Lines that include the string "chants" are the ones to copy from the entries below.

**Source records**
BEGIN
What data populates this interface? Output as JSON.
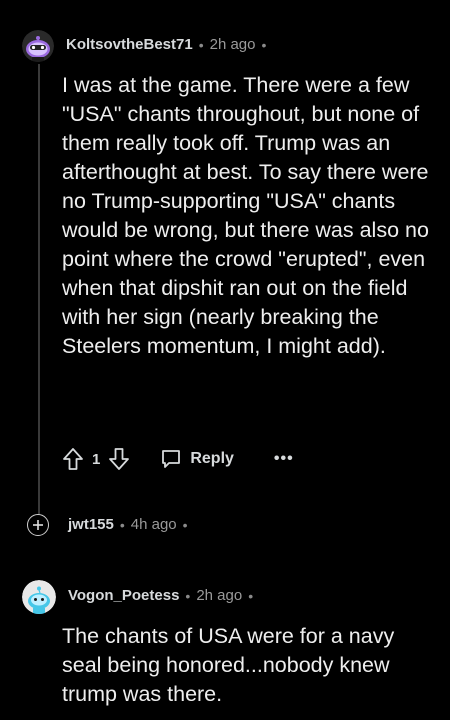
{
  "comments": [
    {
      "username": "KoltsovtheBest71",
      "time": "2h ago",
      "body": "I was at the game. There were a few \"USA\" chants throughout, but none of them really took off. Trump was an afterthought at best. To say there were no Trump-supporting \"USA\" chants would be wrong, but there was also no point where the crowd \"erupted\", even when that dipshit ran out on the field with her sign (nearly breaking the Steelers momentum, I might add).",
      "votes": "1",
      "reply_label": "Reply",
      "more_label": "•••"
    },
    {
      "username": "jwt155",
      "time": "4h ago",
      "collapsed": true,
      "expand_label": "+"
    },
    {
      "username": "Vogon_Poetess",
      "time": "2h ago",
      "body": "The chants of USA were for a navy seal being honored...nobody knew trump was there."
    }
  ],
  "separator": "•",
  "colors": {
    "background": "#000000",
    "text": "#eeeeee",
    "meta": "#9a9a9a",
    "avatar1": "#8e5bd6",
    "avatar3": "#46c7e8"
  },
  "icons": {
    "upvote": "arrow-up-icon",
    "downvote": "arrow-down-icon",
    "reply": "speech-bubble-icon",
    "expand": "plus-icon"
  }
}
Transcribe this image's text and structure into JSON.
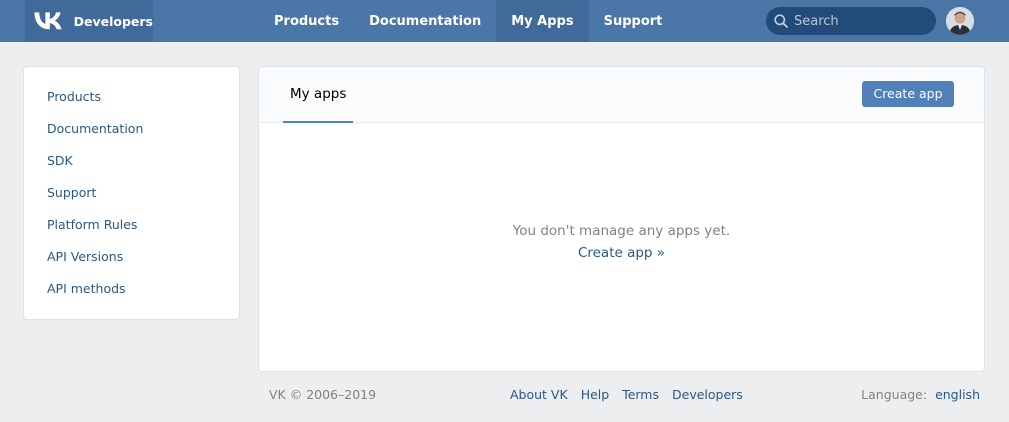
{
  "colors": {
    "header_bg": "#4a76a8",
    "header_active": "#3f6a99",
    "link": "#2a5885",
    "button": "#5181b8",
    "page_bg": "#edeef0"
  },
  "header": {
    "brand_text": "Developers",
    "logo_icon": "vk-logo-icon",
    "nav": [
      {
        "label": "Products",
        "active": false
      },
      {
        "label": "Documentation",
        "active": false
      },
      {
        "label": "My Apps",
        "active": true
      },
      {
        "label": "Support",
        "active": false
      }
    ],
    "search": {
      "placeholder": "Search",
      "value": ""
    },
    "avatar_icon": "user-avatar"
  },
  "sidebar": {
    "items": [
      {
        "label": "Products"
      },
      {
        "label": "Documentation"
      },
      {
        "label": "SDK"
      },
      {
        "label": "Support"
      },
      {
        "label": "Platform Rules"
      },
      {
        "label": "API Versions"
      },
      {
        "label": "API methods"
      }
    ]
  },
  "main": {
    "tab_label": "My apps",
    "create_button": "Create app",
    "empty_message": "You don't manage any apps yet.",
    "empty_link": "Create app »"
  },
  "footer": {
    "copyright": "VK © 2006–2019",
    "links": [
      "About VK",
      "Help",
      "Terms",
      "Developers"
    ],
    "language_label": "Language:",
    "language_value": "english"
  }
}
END
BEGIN
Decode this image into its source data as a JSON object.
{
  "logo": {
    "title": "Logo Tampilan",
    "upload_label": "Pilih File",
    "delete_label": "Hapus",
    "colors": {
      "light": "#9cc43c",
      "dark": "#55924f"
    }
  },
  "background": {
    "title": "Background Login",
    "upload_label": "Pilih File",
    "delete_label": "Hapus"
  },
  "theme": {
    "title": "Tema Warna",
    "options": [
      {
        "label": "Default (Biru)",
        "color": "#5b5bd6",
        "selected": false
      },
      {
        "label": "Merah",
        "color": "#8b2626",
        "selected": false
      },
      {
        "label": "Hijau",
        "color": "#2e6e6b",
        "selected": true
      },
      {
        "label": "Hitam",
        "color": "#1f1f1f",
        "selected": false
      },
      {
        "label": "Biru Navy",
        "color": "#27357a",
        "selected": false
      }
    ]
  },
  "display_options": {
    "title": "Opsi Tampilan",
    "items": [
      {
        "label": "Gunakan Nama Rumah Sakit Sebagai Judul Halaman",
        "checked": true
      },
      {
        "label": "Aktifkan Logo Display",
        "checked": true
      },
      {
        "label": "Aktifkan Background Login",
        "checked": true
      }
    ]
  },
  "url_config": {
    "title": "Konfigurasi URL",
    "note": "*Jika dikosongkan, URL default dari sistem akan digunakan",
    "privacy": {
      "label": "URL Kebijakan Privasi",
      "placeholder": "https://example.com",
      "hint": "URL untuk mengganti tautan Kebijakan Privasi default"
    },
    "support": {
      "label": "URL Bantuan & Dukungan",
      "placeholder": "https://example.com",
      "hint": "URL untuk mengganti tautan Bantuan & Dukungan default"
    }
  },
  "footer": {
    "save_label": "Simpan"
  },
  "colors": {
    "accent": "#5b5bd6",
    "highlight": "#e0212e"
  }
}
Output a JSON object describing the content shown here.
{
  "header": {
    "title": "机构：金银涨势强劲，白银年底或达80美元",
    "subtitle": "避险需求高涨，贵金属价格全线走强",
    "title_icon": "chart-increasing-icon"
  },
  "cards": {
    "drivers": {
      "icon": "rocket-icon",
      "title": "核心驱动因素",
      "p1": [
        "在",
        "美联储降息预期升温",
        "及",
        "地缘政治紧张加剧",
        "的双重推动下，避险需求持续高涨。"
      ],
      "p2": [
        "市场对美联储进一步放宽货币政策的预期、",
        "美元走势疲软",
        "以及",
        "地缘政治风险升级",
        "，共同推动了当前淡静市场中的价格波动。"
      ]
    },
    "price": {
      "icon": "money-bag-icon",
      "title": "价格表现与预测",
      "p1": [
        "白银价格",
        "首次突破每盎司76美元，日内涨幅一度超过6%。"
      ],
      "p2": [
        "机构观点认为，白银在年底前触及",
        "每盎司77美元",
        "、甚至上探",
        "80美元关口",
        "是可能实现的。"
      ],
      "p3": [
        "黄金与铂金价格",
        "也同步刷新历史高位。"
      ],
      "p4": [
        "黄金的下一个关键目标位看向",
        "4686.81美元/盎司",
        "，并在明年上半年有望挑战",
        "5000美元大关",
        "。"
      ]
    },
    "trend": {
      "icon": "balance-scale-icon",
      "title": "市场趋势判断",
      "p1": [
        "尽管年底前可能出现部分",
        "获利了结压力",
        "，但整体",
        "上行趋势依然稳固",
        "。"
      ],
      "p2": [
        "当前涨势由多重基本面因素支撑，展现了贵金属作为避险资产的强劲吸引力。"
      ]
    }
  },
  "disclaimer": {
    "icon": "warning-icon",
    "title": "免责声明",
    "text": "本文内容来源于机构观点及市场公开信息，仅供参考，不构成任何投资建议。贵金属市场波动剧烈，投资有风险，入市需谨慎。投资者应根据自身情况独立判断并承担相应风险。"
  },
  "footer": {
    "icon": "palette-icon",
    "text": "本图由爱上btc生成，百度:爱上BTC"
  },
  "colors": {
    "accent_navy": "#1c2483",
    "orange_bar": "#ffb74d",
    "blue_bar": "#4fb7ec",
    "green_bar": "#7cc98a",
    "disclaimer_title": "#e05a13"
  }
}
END
**Output of the task**
      "body": "I was at the game. There were a few \"USA\" chants throughout, but none of them really took off. Trump was an afterthought at best. To say there were no Trump-supporting \"USA\" chants would be wrong, but there was also no point where the crowd \"erupted\", even when that dipshit ran out on the field with her sign (nearly breaking the Steelers momentum, I might add).",
      "body": "The chants of USA were for a navy seal being honored...nobody knew trump was there."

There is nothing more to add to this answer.